CRIPPLED by pandemic-driven cinema closures, customer fears and a dearth of new movies last year, the US box office is certainly hoping for a better year in 2021.
Things are already off to a rocky start. Analysts and studios expect the top-performing films over the recent weekend to be those that were released weeks ago, including Wonder Woman 1984 and The Croods: A New Age.
Two-thirds of US theatres are closed, and the few new, small-budget movies that do come out in limited fashion are unlikely to drum up enough demand for venues to financially justify reopening.
Instead, the plan is to hang on until better days - likely not before April or later - when big-budget fare will be released again.
Cinemas that survive may even get to enjoy a windfall, as a backlog of highly anticipated movies is released to movie-lovers who have missed the smell of cinema popcorn and the spectacle of watching shows on the big screen instead of at home.
"We are going to go into this new year with a lot of hope," said Paul Dergarabedian, a senior media analyst at Comscore. "There are a lot of great movies on the way, but we have to have a safe and healthy environment in which to see them."
The recent weekend saw no new wide releases in the US. Warner Bros' Wonder Woman 1984, released on Dec 25 in cinemas and for no additional cost on HBO Max, is likely to top the box office, according to an analysis by BoxOffice Pro.
The film outperformed the AT&T-owned studio's expectations on its opening weekend, earning US$16.7 million, but ticket sales have fallen precipitously, likely due to its availability on streaming and weak reviews.
Movies from other large studios are expected to continue generating ticket sales, long after their premieres. Universal Pictures' The Croods: A New Age, which was released Nov 25, may generate more than US$2 million in domestic box-office revenue over the weekend, followed by another film from Comcast's studio, News of the World.
There are signs that when the business does restart, pent-up demand for new films could undo some of the damage of 2020, in which box-office receipts fell 80 per cent compared with a year earlier. In Asia, cinemas have largely reopened and are setting records.

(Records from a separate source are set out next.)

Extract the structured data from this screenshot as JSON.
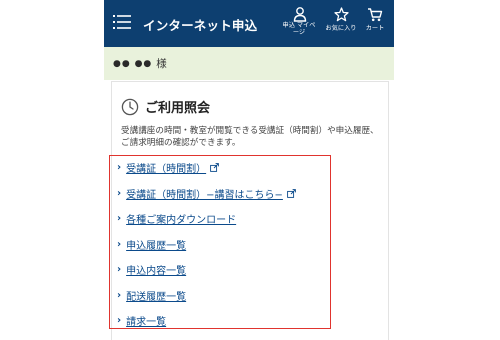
{
  "header": {
    "brand": "インターネット申込",
    "mypage_label": "申込 マイページ",
    "favorite_label": "お気に入り",
    "cart_label": "カート"
  },
  "greeting": {
    "masked_name": "●● ●●",
    "honorific": "様"
  },
  "section": {
    "title": "ご利用照会",
    "description": "受講講座の時間・教室が閲覧できる受講証（時間割）や申込履歴、ご請求明細の確認ができます。"
  },
  "links": [
    {
      "label": "受講証（時間割）",
      "external": true
    },
    {
      "label": "受講証（時間割）−講習はこちら−",
      "external": true
    },
    {
      "label": "各種ご案内ダウンロード",
      "external": false
    },
    {
      "label": "申込履歴一覧",
      "external": false
    },
    {
      "label": "申込内容一覧",
      "external": false
    },
    {
      "label": "配送履歴一覧",
      "external": false
    },
    {
      "label": "請求一覧",
      "external": false
    }
  ],
  "colors": {
    "header_bg": "#0d3f70",
    "greeting_bg": "#e9f2dc",
    "link": "#0b4a8b",
    "highlight": "#e0342e"
  }
}
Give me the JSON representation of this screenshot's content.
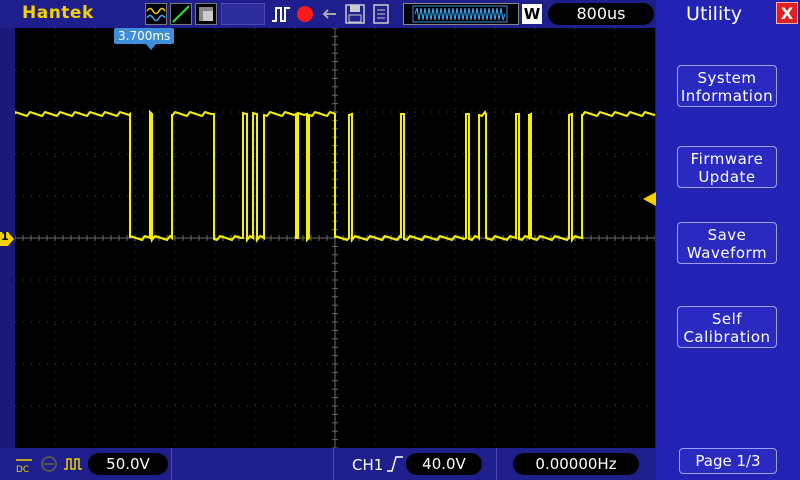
{
  "top_bar": {
    "brand": "Hantek",
    "timebase": "800us",
    "trigger_mode_letter": "W"
  },
  "scope": {
    "trigger_position_label": "3.700ms",
    "channel_marker": "1",
    "trace_color": "#f5f000"
  },
  "bottom_bar": {
    "ch1_scale": "50.0V",
    "trigger_source": "CH1",
    "trigger_level": "40.0V",
    "frequency": "0.00000Hz"
  },
  "panel": {
    "title": "Utility",
    "close_label": "X",
    "buttons": [
      {
        "line1": "System",
        "line2": "Information"
      },
      {
        "line1": "Firmware",
        "line2": "Update"
      },
      {
        "line1": "Save",
        "line2": "Waveform"
      },
      {
        "line1": "Self",
        "line2": "Calibration"
      }
    ],
    "page_label": "Page 1/3"
  }
}
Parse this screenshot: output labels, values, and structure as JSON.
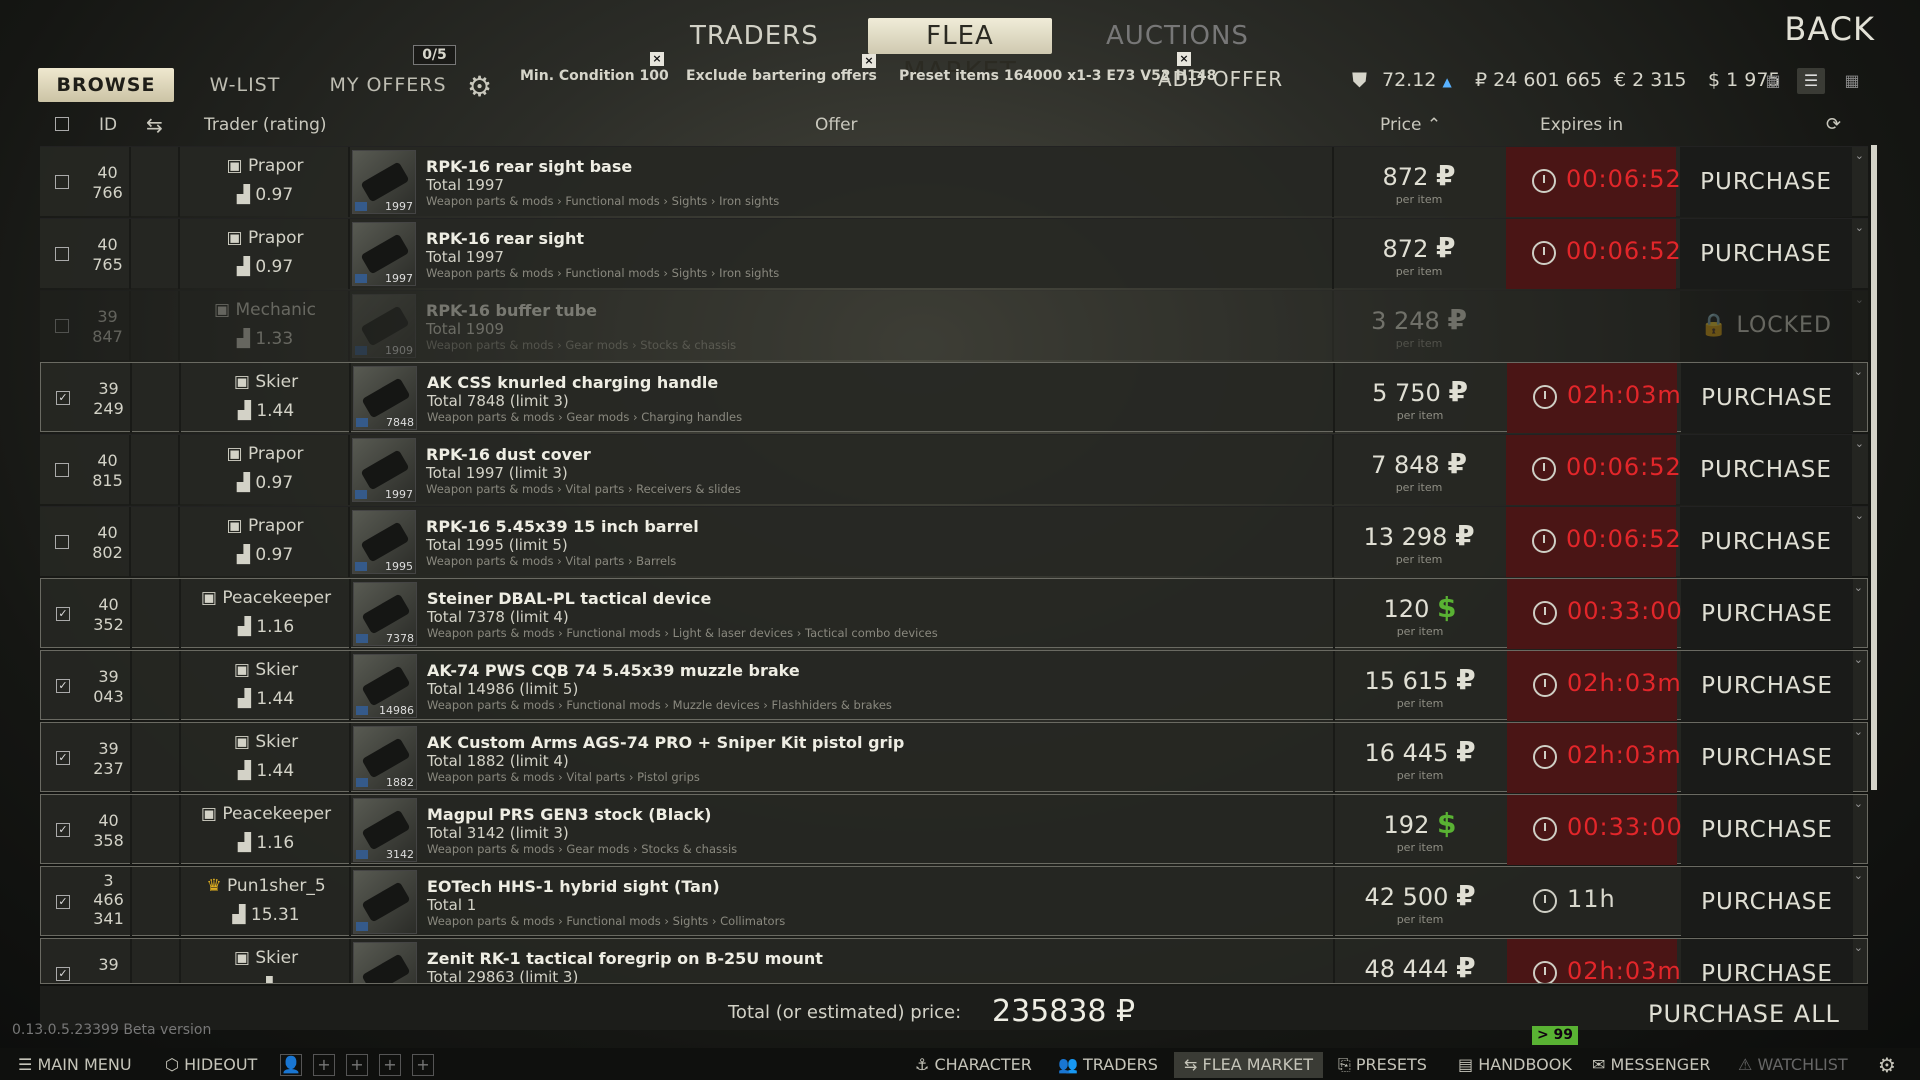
{
  "nav": {
    "traders": "TRADERS",
    "flea_market": "FLEA MARKET",
    "auctions": "AUCTIONS",
    "back": "BACK"
  },
  "tabs": {
    "browse": "BROWSE",
    "wlist": "W-LIST",
    "my_offers": "MY OFFERS",
    "offers_badge": "0/5",
    "add_offer": "ADD OFFER"
  },
  "filters": {
    "min_condition": "Min. Condition 100",
    "exclude_bartering": "Exclude bartering offers",
    "preset_items": "Preset items 164000 x1-3 E73 V52 H148"
  },
  "currencies": {
    "rating": "72.12",
    "rub": "₽ 24 601 665",
    "eur": "€ 2 315",
    "usd": "$ 1 975"
  },
  "header": {
    "id": "ID",
    "trader": "Trader (rating)",
    "offer": "Offer",
    "price": "Price ⌃",
    "expires": "Expires in"
  },
  "rows": [
    {
      "id1": "40",
      "id2": "766",
      "trader": "Prapor",
      "rating": "0.97",
      "title": "RPK-16 rear sight base",
      "total": "Total 1997",
      "cat": "Weapon parts & mods › Functional mods › Sights › Iron sights",
      "count": "1997",
      "price": "872",
      "cur": "₽",
      "per": "per item",
      "expires": "00:06:52",
      "action": "PURCHASE"
    },
    {
      "id1": "40",
      "id2": "765",
      "trader": "Prapor",
      "rating": "0.97",
      "title": "RPK-16 rear sight",
      "total": "Total 1997",
      "cat": "Weapon parts & mods › Functional mods › Sights › Iron sights",
      "count": "1997",
      "price": "872",
      "cur": "₽",
      "per": "per item",
      "expires": "00:06:52",
      "action": "PURCHASE"
    },
    {
      "id1": "39",
      "id2": "847",
      "trader": "Mechanic",
      "rating": "1.33",
      "title": "RPK-16 buffer tube",
      "total": "Total 1909",
      "cat": "Weapon parts & mods › Gear mods › Stocks & chassis",
      "count": "1909",
      "price": "3 248",
      "cur": "₽",
      "per": "per item",
      "expires": "",
      "action": "LOCKED"
    },
    {
      "id1": "39",
      "id2": "249",
      "trader": "Skier",
      "rating": "1.44",
      "title": "AK CSS knurled charging handle",
      "total": "Total 7848  (limit 3)",
      "cat": "Weapon parts & mods › Gear mods › Charging handles",
      "count": "7848",
      "price": "5 750",
      "cur": "₽",
      "per": "per item",
      "expires": "02h:03m",
      "action": "PURCHASE"
    },
    {
      "id1": "40",
      "id2": "815",
      "trader": "Prapor",
      "rating": "0.97",
      "title": "RPK-16 dust cover",
      "total": "Total 1997  (limit 3)",
      "cat": "Weapon parts & mods › Vital parts › Receivers & slides",
      "count": "1997",
      "price": "7 848",
      "cur": "₽",
      "per": "per item",
      "expires": "00:06:52",
      "action": "PURCHASE"
    },
    {
      "id1": "40",
      "id2": "802",
      "trader": "Prapor",
      "rating": "0.97",
      "title": "RPK-16 5.45x39 15 inch barrel",
      "total": "Total 1995  (limit 5)",
      "cat": "Weapon parts & mods › Vital parts › Barrels",
      "count": "1995",
      "price": "13 298",
      "cur": "₽",
      "per": "per item",
      "expires": "00:06:52",
      "action": "PURCHASE"
    },
    {
      "id1": "40",
      "id2": "352",
      "trader": "Peacekeeper",
      "rating": "1.16",
      "title": "Steiner DBAL-PL tactical device",
      "total": "Total 7378  (limit 4)",
      "cat": "Weapon parts & mods › Functional mods › Light & laser devices › Tactical combo devices",
      "count": "7378",
      "price": "120",
      "cur": "$",
      "per": "per item",
      "expires": "00:33:00",
      "action": "PURCHASE"
    },
    {
      "id1": "39",
      "id2": "043",
      "trader": "Skier",
      "rating": "1.44",
      "title": "AK-74 PWS CQB 74 5.45x39 muzzle brake",
      "total": "Total 14986  (limit 5)",
      "cat": "Weapon parts & mods › Functional mods › Muzzle devices › Flashhiders & brakes",
      "count": "14986",
      "price": "15 615",
      "cur": "₽",
      "per": "per item",
      "expires": "02h:03m",
      "action": "PURCHASE"
    },
    {
      "id1": "39",
      "id2": "237",
      "trader": "Skier",
      "rating": "1.44",
      "title": "AK Custom Arms AGS-74 PRO + Sniper Kit pistol grip",
      "total": "Total 1882  (limit 4)",
      "cat": "Weapon parts & mods › Vital parts › Pistol grips",
      "count": "1882",
      "price": "16 445",
      "cur": "₽",
      "per": "per item",
      "expires": "02h:03m",
      "action": "PURCHASE"
    },
    {
      "id1": "40",
      "id2": "358",
      "trader": "Peacekeeper",
      "rating": "1.16",
      "title": "Magpul PRS GEN3 stock (Black)",
      "total": "Total 3142  (limit 3)",
      "cat": "Weapon parts & mods › Gear mods › Stocks & chassis",
      "count": "3142",
      "price": "192",
      "cur": "$",
      "per": "per item",
      "expires": "00:33:00",
      "action": "PURCHASE"
    },
    {
      "id1": "3",
      "id2": "466",
      "id3": "341",
      "trader": "Pun1sher_5",
      "rating": "15.31",
      "title": "EOTech HHS-1 hybrid sight (Tan)",
      "total": "Total 1",
      "cat": "Weapon parts & mods › Functional mods › Sights › Collimators",
      "count": "",
      "price": "42 500",
      "cur": "₽",
      "per": "per item",
      "expires": "11h",
      "action": "PURCHASE"
    },
    {
      "id1": "39",
      "id2": "",
      "trader": "Skier",
      "rating": "",
      "title": "Zenit RK-1 tactical foregrip on B-25U mount",
      "total": "Total 29863  (limit 3)",
      "cat": "",
      "count": "",
      "price": "48 444",
      "cur": "₽",
      "per": "",
      "expires": "02h:03m",
      "action": "PURCHASE"
    }
  ],
  "footer": {
    "total_label": "Total (or estimated) price:",
    "total_value": "235838 ₽",
    "purchase_all": "PURCHASE ALL",
    "badge": "> 99",
    "version": "0.13.0.5.23399 Beta version"
  },
  "taskbar": {
    "main_menu": "MAIN MENU",
    "hideout": "HIDEOUT",
    "character": "CHARACTER",
    "traders": "TRADERS",
    "flea_market": "FLEA MARKET",
    "presets": "PRESETS",
    "handbook": "HANDBOOK",
    "messenger": "MESSENGER",
    "watchlist": "WATCHLIST"
  },
  "colors": {
    "accent_red": "#e2262a",
    "usd_green": "#59b233",
    "active_tab": "#efe8cf"
  }
}
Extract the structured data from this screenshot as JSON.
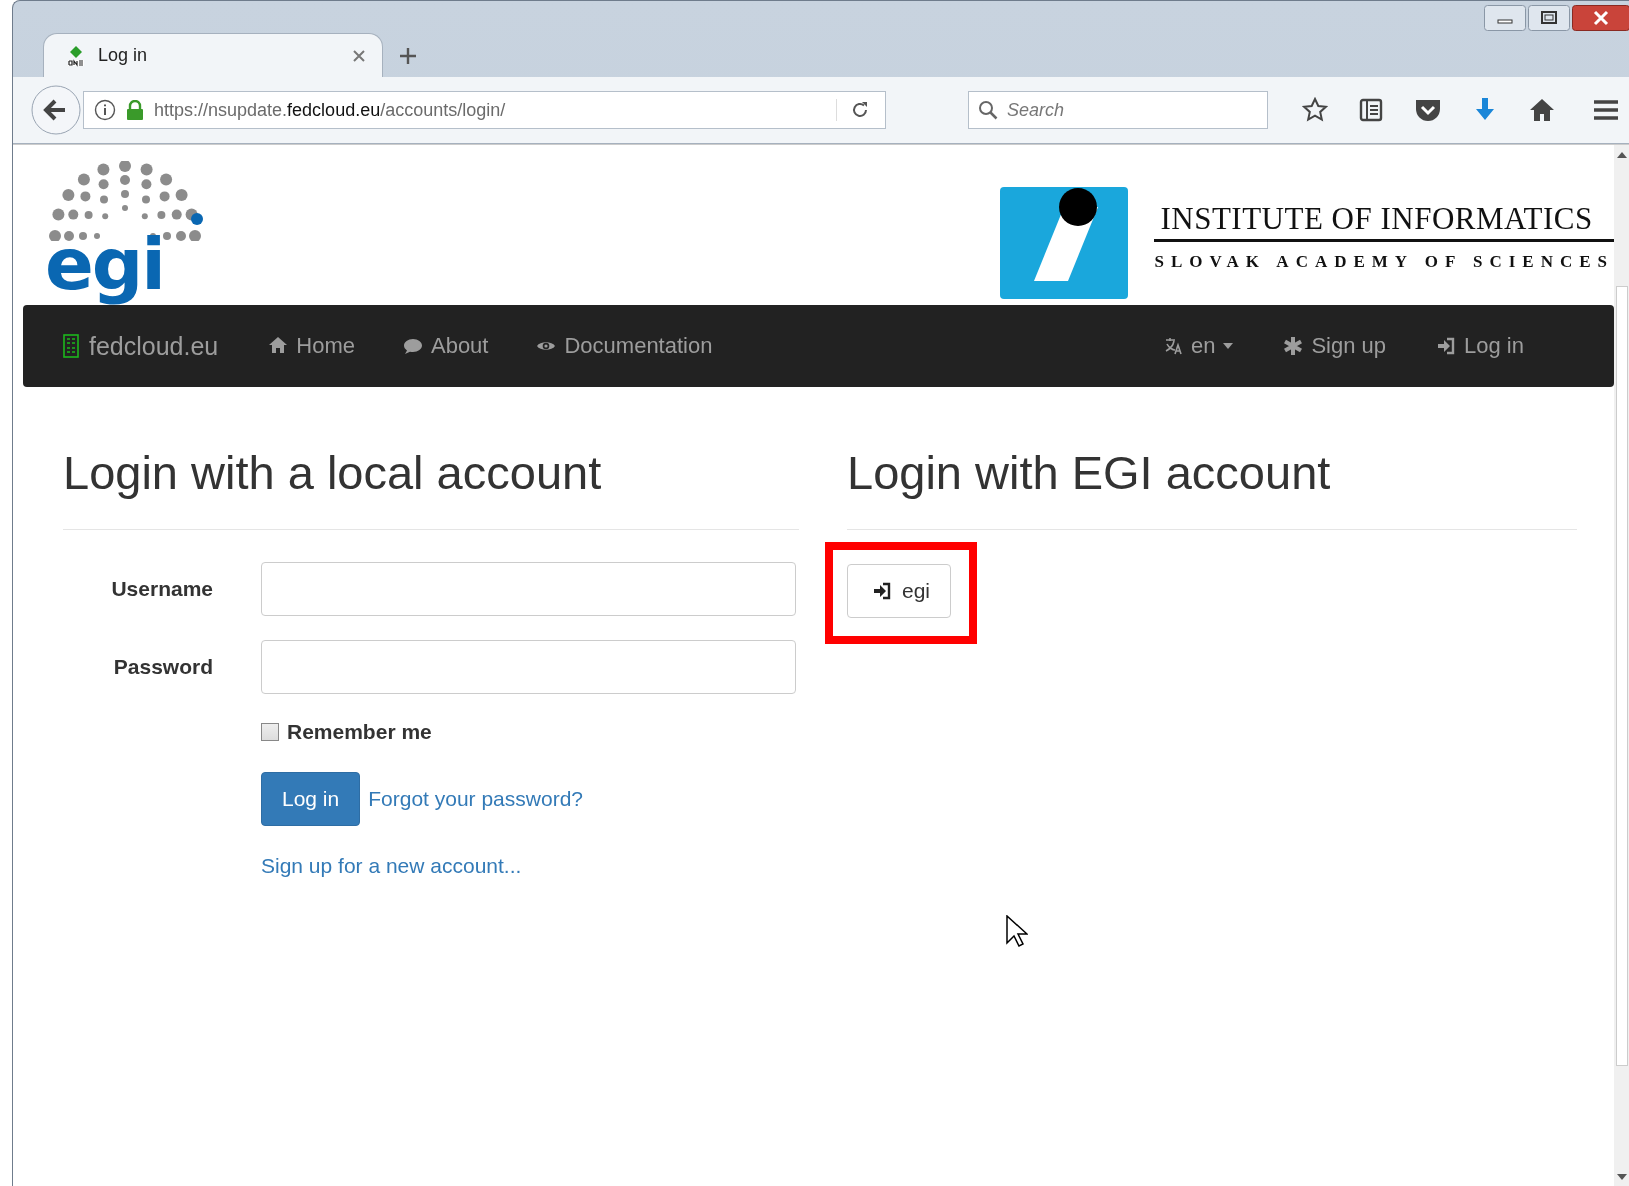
{
  "tabs": [
    {
      "title": "Log in",
      "selected": true
    }
  ],
  "address_bar": {
    "url": "https://nsupdate.**fedcloud.eu**/accounts/login/"
  },
  "search": {
    "placeholder": "Search"
  },
  "header": {
    "logo_left": "egi",
    "logo_right_title": "INSTITUTE OF INFORMATICS",
    "logo_right_subtitle": "SLOVAK ACADEMY OF SCIENCES"
  },
  "navbar": {
    "brand": "fedcloud.eu",
    "left": [
      {
        "label": "Home",
        "kind": "home"
      },
      {
        "label": "About",
        "kind": "about"
      },
      {
        "label": "Documentation",
        "kind": "docs"
      }
    ],
    "right": [
      {
        "label": "en",
        "kind": "language"
      },
      {
        "label": "Sign up",
        "kind": "signup"
      },
      {
        "label": "Log in",
        "kind": "login"
      }
    ]
  },
  "local_login": {
    "heading": "Login with a local account",
    "fields": [
      {
        "label": "Username"
      },
      {
        "label": "Password"
      }
    ],
    "remember": {
      "label": "Remember me",
      "checked": false
    },
    "submit": "Log in",
    "forgot": "Forgot your password?",
    "signup": "Sign up for a new account..."
  },
  "egi_login": {
    "heading": "Login with EGI account",
    "button": "egi",
    "highlighted": true
  }
}
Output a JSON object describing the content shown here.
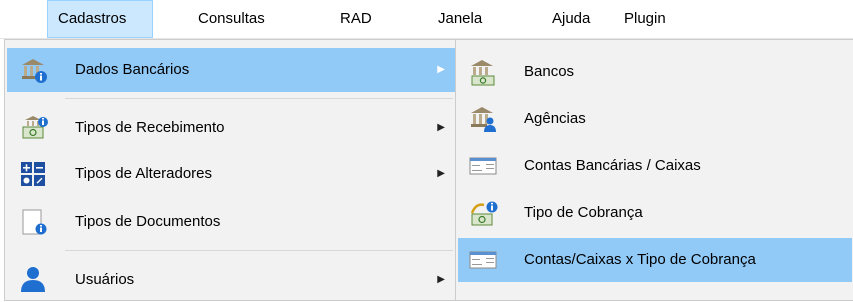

Hollywood studios plan to release a deluge of delayed major films, from a new James Bond installment to the long-awaited Marvel Comics movie Black Widow.
"We are looking at a 2021 that is loaded with hit movies," Mr Dergarabedian said. "We just have to hope that the theatres are available and that the audiences show up." BLOOMBERG